## [Required action]
Whenever a line below holds the word "write", copy that line.

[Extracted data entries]

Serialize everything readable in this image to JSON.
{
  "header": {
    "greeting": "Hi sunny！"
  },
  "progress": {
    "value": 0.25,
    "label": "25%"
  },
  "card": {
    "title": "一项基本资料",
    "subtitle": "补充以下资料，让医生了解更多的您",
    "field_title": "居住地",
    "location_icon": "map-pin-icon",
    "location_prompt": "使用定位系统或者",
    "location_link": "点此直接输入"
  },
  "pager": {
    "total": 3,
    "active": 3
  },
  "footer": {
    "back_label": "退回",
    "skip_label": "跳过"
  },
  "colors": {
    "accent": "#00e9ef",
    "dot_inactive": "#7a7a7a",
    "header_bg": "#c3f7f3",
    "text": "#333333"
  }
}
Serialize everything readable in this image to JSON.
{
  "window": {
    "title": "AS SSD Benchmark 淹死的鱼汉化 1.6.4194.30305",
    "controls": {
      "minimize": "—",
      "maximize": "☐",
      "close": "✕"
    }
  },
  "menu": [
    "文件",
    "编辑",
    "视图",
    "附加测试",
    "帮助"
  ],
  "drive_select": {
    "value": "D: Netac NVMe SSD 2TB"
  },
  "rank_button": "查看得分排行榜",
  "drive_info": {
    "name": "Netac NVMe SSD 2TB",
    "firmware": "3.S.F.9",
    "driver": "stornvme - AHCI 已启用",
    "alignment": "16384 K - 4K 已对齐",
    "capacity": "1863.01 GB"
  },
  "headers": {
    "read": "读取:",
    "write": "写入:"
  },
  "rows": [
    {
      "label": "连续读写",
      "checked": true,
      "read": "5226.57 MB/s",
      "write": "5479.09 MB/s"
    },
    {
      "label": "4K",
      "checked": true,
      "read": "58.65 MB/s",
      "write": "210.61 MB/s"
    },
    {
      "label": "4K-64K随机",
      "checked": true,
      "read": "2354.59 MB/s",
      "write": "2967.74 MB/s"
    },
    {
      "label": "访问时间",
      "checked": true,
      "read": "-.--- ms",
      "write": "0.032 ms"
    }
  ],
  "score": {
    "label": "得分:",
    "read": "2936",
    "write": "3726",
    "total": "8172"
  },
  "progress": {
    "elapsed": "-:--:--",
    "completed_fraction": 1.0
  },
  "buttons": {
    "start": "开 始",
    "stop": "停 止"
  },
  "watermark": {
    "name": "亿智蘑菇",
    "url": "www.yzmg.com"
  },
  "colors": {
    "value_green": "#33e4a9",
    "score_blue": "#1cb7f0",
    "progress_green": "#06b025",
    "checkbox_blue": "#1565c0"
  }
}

## [Solved problem]
    "write": "写入:"
      "write": "5479.09 MB/s"
      "write": "210.61 MB/s"
      "write": "2967.74 MB/s"
      "write": "0.032 ms"
    "write": "3726",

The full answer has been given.